Our vision is that information technology will enrich the role of the radiologists, by making them fully connected members of a networked care team, all working from a detailed longitudinal view of the patient. Radiology will link imaging to information from multiple sources to create that rich patient profile. This information becomes input for population health. Analysis of aggregated diagnostic, treatment and outcome data can help stratify patients and create personalized plans that focus on early detection and intervention.
This isn’t easy if we look at the overwhelming amounts of images that are generated by healthcare providers, in the larger ones surpassing two million images a week. New data from digital pathology, genomics, wearables and EMRs will be added to the body of knowledge that a radiologist could use to make diagnostic decisions. A complex patient case can already add up to a terabyte of data. Our ambition is to provide intelligent tools that enable the radiologist to manage all this information and make it actionable.

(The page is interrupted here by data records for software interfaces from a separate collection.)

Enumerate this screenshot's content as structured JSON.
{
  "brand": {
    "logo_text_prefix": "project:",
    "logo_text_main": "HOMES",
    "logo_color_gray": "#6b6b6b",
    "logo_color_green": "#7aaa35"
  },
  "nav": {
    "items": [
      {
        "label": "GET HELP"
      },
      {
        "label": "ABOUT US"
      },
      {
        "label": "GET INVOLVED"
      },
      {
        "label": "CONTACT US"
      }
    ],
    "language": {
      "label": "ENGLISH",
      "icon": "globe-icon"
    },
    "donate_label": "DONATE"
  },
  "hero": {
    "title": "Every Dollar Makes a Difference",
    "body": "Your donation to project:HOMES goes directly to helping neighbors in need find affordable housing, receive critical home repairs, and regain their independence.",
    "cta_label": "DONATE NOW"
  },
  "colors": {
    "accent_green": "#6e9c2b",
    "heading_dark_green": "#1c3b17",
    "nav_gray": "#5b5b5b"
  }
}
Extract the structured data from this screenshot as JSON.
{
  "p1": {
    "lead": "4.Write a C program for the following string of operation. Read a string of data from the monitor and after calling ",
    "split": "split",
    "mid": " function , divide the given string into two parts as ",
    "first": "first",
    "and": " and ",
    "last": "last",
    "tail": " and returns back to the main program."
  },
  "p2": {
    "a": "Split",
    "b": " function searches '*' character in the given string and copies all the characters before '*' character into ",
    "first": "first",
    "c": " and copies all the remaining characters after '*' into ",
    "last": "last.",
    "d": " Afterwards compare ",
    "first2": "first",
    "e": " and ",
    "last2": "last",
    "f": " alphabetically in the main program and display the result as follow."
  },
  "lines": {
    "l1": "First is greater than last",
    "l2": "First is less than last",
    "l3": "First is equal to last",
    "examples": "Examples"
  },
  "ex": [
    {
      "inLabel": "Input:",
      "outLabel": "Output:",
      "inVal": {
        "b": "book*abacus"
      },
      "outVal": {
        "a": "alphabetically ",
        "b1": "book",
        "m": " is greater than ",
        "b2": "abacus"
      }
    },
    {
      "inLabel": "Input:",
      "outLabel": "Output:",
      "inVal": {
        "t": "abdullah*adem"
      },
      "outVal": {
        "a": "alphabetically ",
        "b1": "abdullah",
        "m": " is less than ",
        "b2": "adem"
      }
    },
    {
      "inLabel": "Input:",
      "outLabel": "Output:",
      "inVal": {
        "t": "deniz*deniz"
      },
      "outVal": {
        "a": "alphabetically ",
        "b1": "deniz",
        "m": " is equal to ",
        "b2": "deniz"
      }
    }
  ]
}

Let me give you some tangible examples. I am very excited that Philips is the first to bring adaptive intelligence to radiology. This is a relatively new field, combining domain specific models and knowledge with Artificial Intelligence to create an adaptive and contextual user experience, anticipating user needs and augmenting their work.